Some would argue that not mentioning to people their sins (those not in the church / not claiming to know and follow Christ) is not loving them, and forwarding a passive and watered-down Gospel message.
Is this true?
Are we to judge those inside the church or those outside?
How did Christ deal with the sin of others?
Considering the parables about seeds, seasons and a harvest, and looking at ourselves and our past, do people become "perfect" from one day to the next? (aside from God's grace perfecting the believer, but I'm speaking of the human perspective in keeping a perfect record)
Or is it a process, first something has to die, then something else growing in its place... and then a life of certain irremovable thorns to keep God's children humble?

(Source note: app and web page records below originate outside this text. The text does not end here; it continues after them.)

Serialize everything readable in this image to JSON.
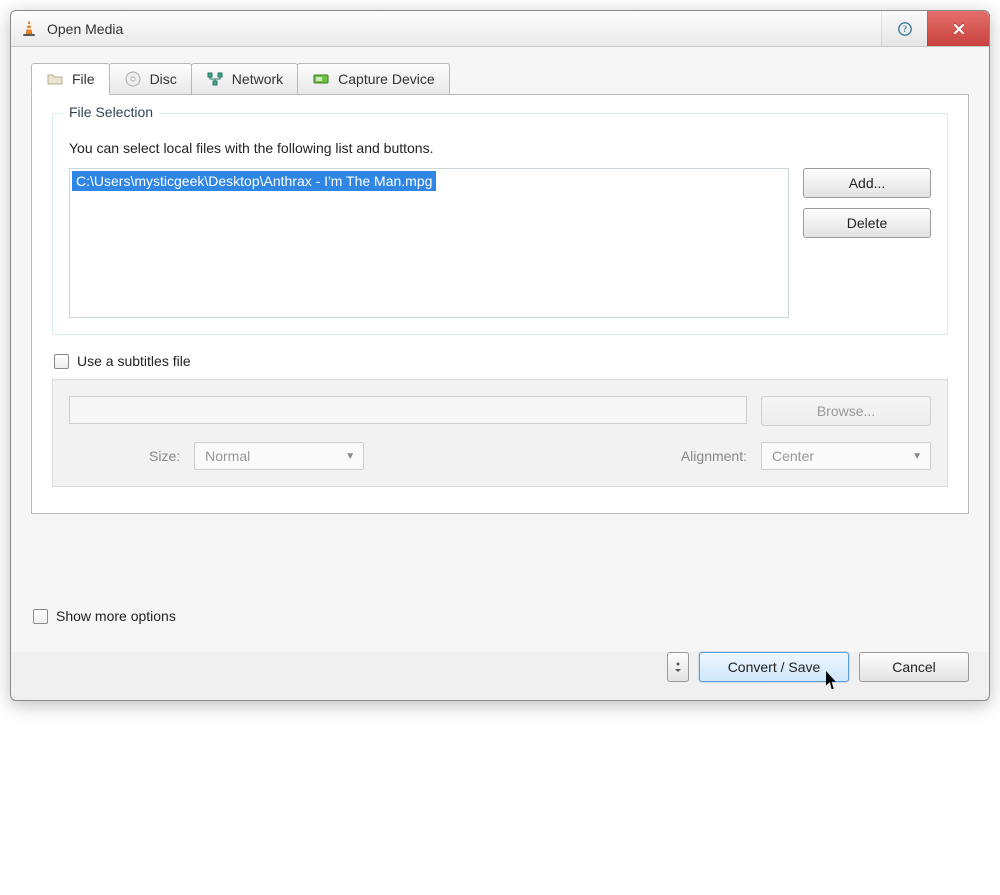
{
  "window": {
    "title": "Open Media"
  },
  "tabs": {
    "file": "File",
    "disc": "Disc",
    "network": "Network",
    "capture": "Capture Device"
  },
  "fileSelection": {
    "legend": "File Selection",
    "instruction": "You can select local files with the following list and buttons.",
    "selected_file": "C:\\Users\\mysticgeek\\Desktop\\Anthrax - I'm The Man.mpg",
    "add_label": "Add...",
    "delete_label": "Delete"
  },
  "subtitles": {
    "checkbox_label": "Use a subtitles file",
    "browse_label": "Browse...",
    "size_label": "Size:",
    "size_value": "Normal",
    "alignment_label": "Alignment:",
    "alignment_value": "Center"
  },
  "footer": {
    "more_options_label": "Show more options",
    "convert_label": "Convert / Save",
    "cancel_label": "Cancel"
  }
}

Here we understand grace despite our nature.
We can view the list of sins (a-b) which prevent entrance into the kingdom of God, but shall we begin speaking of sin lists to people who know not Christ?
Shouldn't we speak firstly of His love, His grace, His kingdom (as is taught in the Gospel message) and when their hearts respond, to further help them search their hearts and see what needs repenting from?

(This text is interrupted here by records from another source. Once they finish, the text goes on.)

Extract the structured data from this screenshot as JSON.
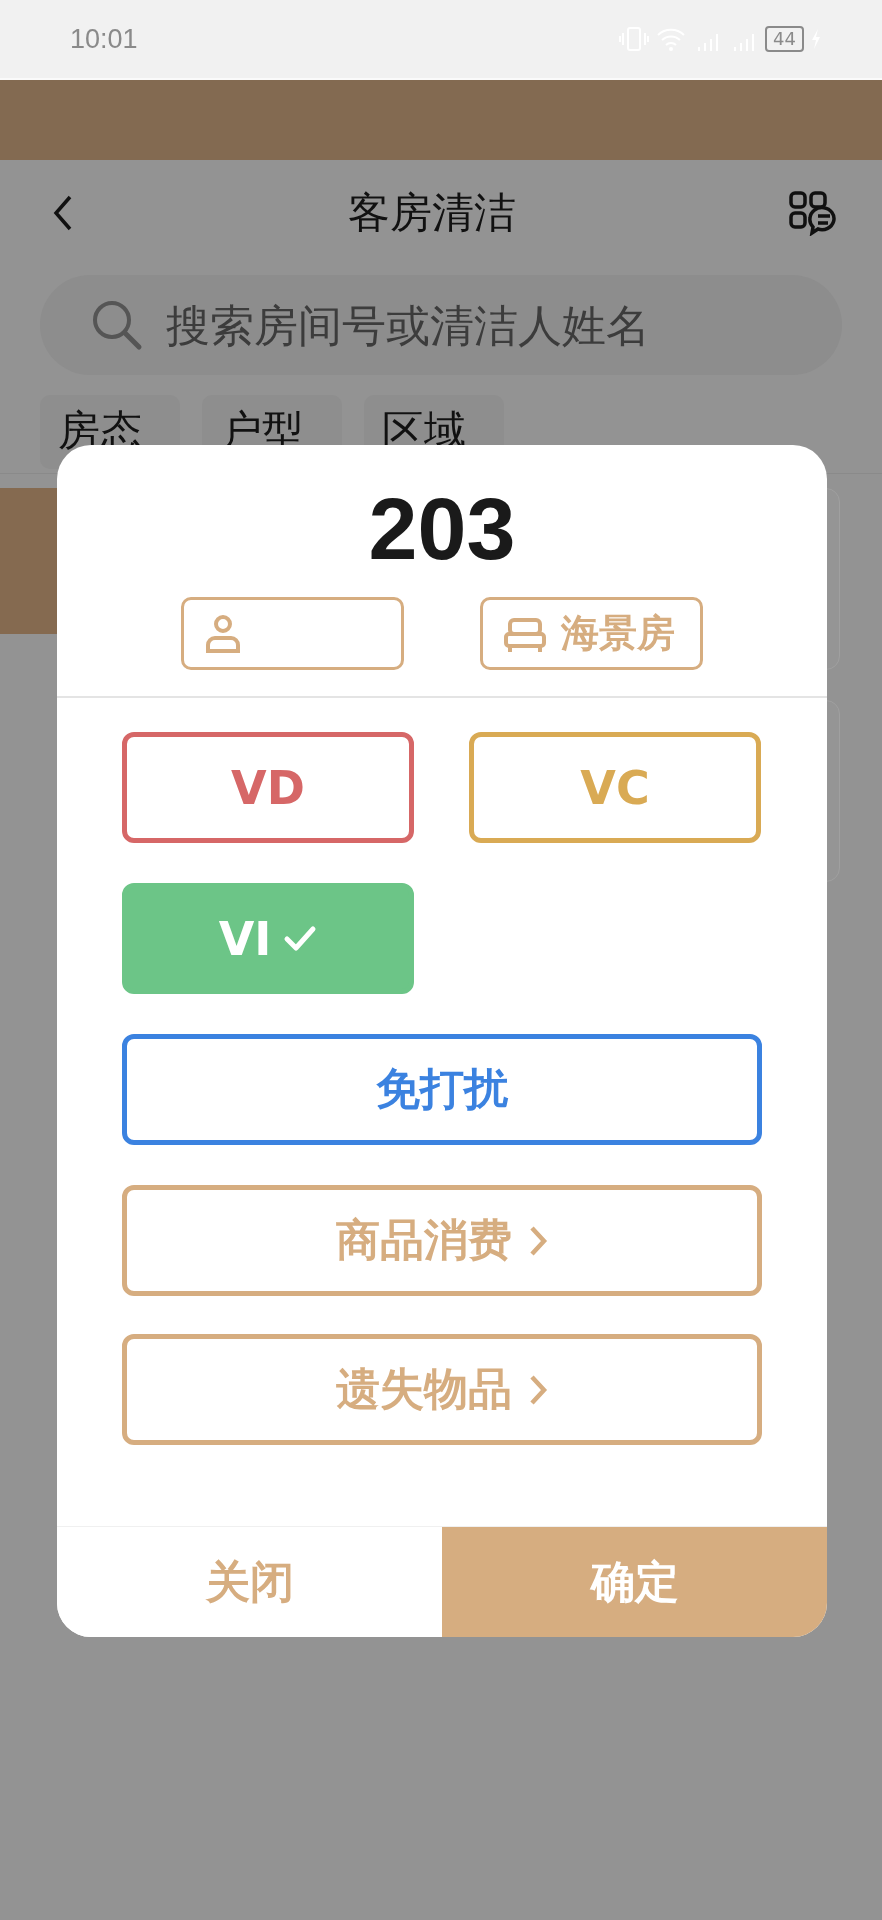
{
  "status_bar": {
    "time": "10:01",
    "battery": "44"
  },
  "header": {
    "title": "客房清洁"
  },
  "search": {
    "placeholder": "搜索房间号或清洁人姓名"
  },
  "filters": [
    {
      "label": "房态"
    },
    {
      "label": "户型"
    },
    {
      "label": "区域"
    }
  ],
  "dialog": {
    "room_number": "203",
    "room_type": "海景房",
    "statuses": [
      {
        "label": "VD",
        "color": "#d66767",
        "selected": false
      },
      {
        "label": "VC",
        "color": "#d9aa54",
        "selected": false
      },
      {
        "label": "VI",
        "color": "#6cc587",
        "selected": true
      }
    ],
    "do_not_disturb": {
      "label": "免打扰",
      "selected": false
    },
    "links": [
      {
        "label": "商品消费"
      },
      {
        "label": "遗失物品"
      }
    ],
    "buttons": [
      {
        "label": "关闭",
        "kind": "secondary"
      },
      {
        "label": "确定",
        "kind": "primary"
      }
    ]
  }
}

Didn't Christ build relationships with those who accepted Him or eventually would?
Why do people today follow the concepts and doctrines of men when Christ exemplified something quite unique and different?

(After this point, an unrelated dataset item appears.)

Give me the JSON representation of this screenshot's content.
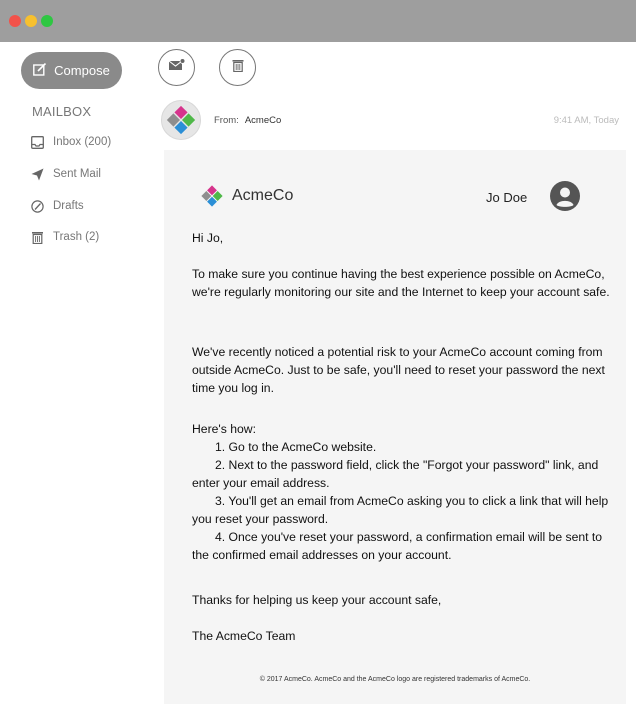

The entire message is love.
If one does not start with love, why would they expect to end with love?
Love covers a multitude of sin.